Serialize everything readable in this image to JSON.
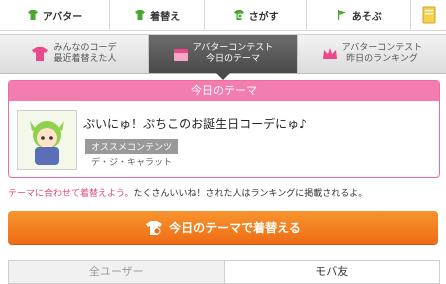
{
  "topnav": {
    "items": [
      {
        "label": "アバター",
        "icon": "shirt-icon"
      },
      {
        "label": "着替え",
        "icon": "shirt-icon"
      },
      {
        "label": "さがす",
        "icon": "search-shirt-icon"
      },
      {
        "label": "あそぶ",
        "icon": "flag-icon"
      },
      {
        "label": "",
        "icon": "notebook-icon"
      }
    ]
  },
  "tabs": [
    {
      "line1": "みんなのコーデ",
      "line2": "最近着替えた人"
    },
    {
      "line1": "アバターコンテスト",
      "line2": "今日のテーマ"
    },
    {
      "line1": "アバターコンテスト",
      "line2": "昨日のランキング"
    }
  ],
  "theme": {
    "header": "今日のテーマ",
    "title": "ぷいにゅ！ぷちこのお誕生日コーデにゅ♪",
    "badge": "オススメコンテンツ",
    "brand": "デ・ジ・キャラット"
  },
  "note": {
    "pink": "テーマに合わせて着替えよう。",
    "rest": "たくさんいいね！された人はランキングに掲載されるよ。"
  },
  "cta": {
    "label": "今日のテーマで着替える"
  },
  "bottom_tabs": [
    "全ユーザー",
    "モバ友"
  ],
  "colors": {
    "pink": "#f47db0",
    "orange": "#ef6c14",
    "green": "#4aa830"
  }
}
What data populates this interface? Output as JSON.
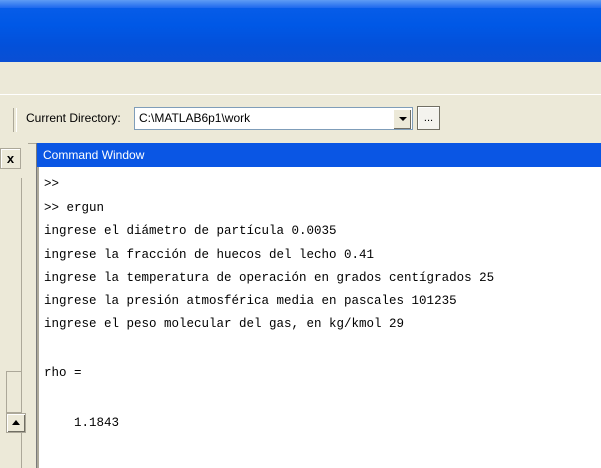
{
  "toolbar": {
    "current_directory_label": "Current Directory:",
    "current_directory_value": "C:\\MATLAB6p1\\work",
    "browse_label": "..."
  },
  "left_panel": {
    "close_label": "x"
  },
  "command_window": {
    "title": "Command Window",
    "lines": [
      ">>",
      ">> ergun",
      "ingrese el diámetro de partícula 0.0035",
      "ingrese la fracción de huecos del lecho 0.41",
      "ingrese la temperatura de operación en grados centígrados 25",
      "ingrese la presión atmosférica media en pascales 101235",
      "ingrese el peso molecular del gas, en kg/kmol 29",
      "rho =",
      "    1.1843"
    ]
  },
  "colors": {
    "title_bar": "#0058e6",
    "command_title_bar": "#0a56e4",
    "chrome": "#ece9d8"
  }
}
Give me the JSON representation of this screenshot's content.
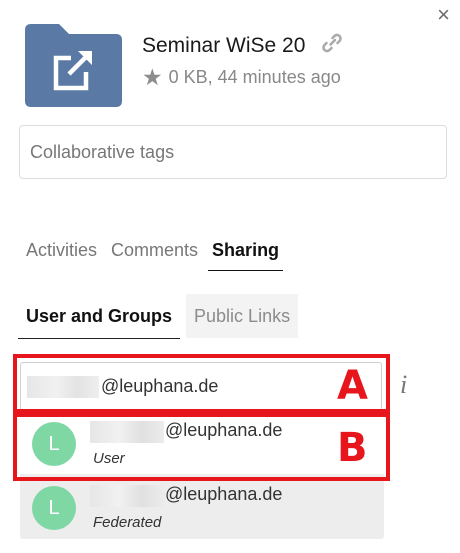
{
  "header": {
    "close_glyph": "×",
    "file_name": "Seminar WiSe 20",
    "size": "0 KB, 44 minutes ago",
    "icons": {
      "folder": "shared-folder-icon",
      "link": "link-icon",
      "star": "star-icon",
      "close": "close-icon"
    }
  },
  "tags": {
    "placeholder": "Collaborative tags"
  },
  "tabs": [
    {
      "label": "Activities",
      "active": false
    },
    {
      "label": "Comments",
      "active": false
    },
    {
      "label": "Sharing",
      "active": true
    }
  ],
  "subtabs": [
    {
      "label": "User and Groups",
      "active": true
    },
    {
      "label": "Public Links",
      "active": false
    }
  ],
  "share_input": {
    "value": "@leuphana.de"
  },
  "info_glyph": "i",
  "suggestions": [
    {
      "avatar": "L",
      "email": "@leuphana.de",
      "type": "User"
    },
    {
      "avatar": "L",
      "email": "@leuphana.de",
      "type": "Federated"
    }
  ],
  "annotations": {
    "a": "A",
    "b": "B",
    "color": "#e6161c"
  },
  "colors": {
    "folder": "#5a7aa5",
    "avatar": "#7fd8a4"
  }
}
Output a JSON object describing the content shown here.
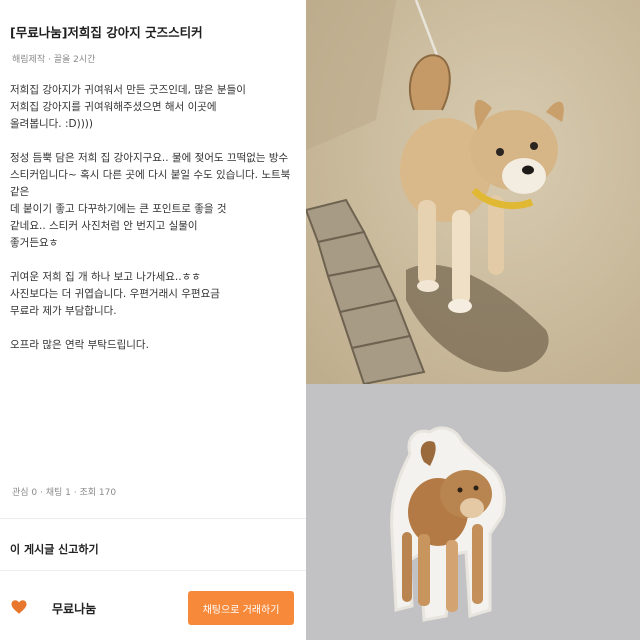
{
  "post": {
    "title": "[무료나눔]저희집 강아지 굿즈스티커",
    "meta": "해림제작 · 끌올 2시간",
    "paragraphs": [
      "저희집 강아지가 귀여워서 만든 굿즈인데, 많은 분들이\n저희집 강아지를 귀여워해주셨으면 해서 이곳에\n올려봅니다. :D))))",
      "정성 듬뿍 담은 저희 집 강아지구요.. 물에 젖어도 끄떡없는 방수\n스티커입니다~ 혹시 다른 곳에 다시 붙일 수도 있습니다. 노트북 같은\n데 붙이기 좋고 다꾸하기에는 큰 포인트로 좋을 것\n같네요.. 스티커 사진처럼 안 번지고 실물이\n좋거든요ㅎ",
      "귀여운 저희 집 개 하나 보고 나가세요..ㅎㅎ\n사진보다는 더 귀엽습니다. 우편거래시 우편요금\n무료라 제가 부담합니다.",
      "오프라 많은 연락 부탁드립니다."
    ],
    "stats": "관심 0 · 채팅 1 · 조회 170"
  },
  "report_label": "이 게시글 신고하기",
  "bottom": {
    "seller_name": "무료나눔",
    "chat_button": "채팅으로 거래하기",
    "heart_icon": "heart-icon"
  },
  "colors": {
    "accent": "#f7893a",
    "heart": "#e8762d"
  }
}
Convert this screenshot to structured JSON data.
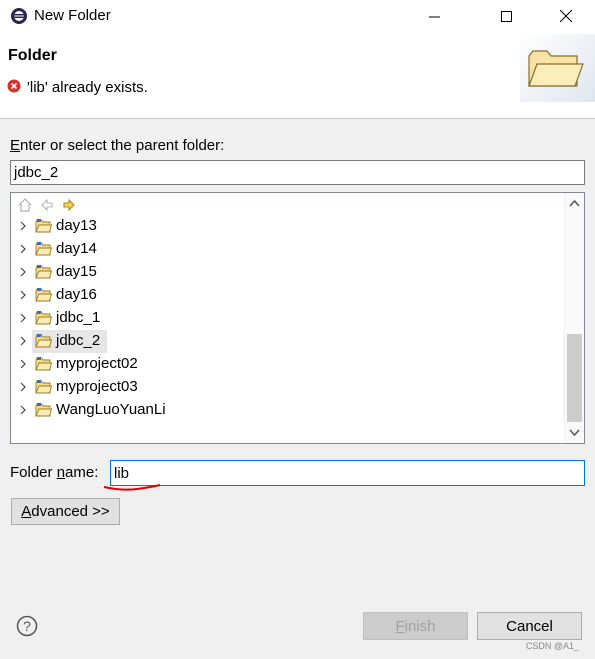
{
  "window": {
    "title": "New Folder"
  },
  "header": {
    "title": "Folder",
    "error_message": "'lib' already exists."
  },
  "parent": {
    "prompt_pre": "",
    "prompt_mnemonic": "E",
    "prompt_post": "nter or select the parent folder:",
    "value": "jdbc_2"
  },
  "tree": {
    "items": [
      {
        "label": "day13"
      },
      {
        "label": "day14"
      },
      {
        "label": "day15"
      },
      {
        "label": "day16"
      },
      {
        "label": "jdbc_1"
      },
      {
        "label": "jdbc_2"
      },
      {
        "label": "myproject02"
      },
      {
        "label": "myproject03"
      },
      {
        "label": "WangLuoYuanLi"
      }
    ],
    "selected_index": 5
  },
  "folder_name": {
    "label_pre": "Folder ",
    "label_mnemonic": "n",
    "label_post": "ame:",
    "value": "lib"
  },
  "buttons": {
    "advanced_mnemonic": "A",
    "advanced_rest": "dvanced >>",
    "finish_mnemonic": "F",
    "finish_rest": "inish",
    "cancel": "Cancel"
  },
  "watermark": "CSDN @A1_",
  "colors": {
    "error_red": "#d9312b",
    "annotation_red": "#e00000",
    "folder_yellow": "#e8c56a"
  }
}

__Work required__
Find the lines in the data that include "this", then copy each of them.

__Solution to the problem__
Serialize everything readable in this image to JSON.
What data populates this interface? Output as JSON.
Give me the JSON representation of this screenshot's content.
Convert this screenshot to structured JSON data.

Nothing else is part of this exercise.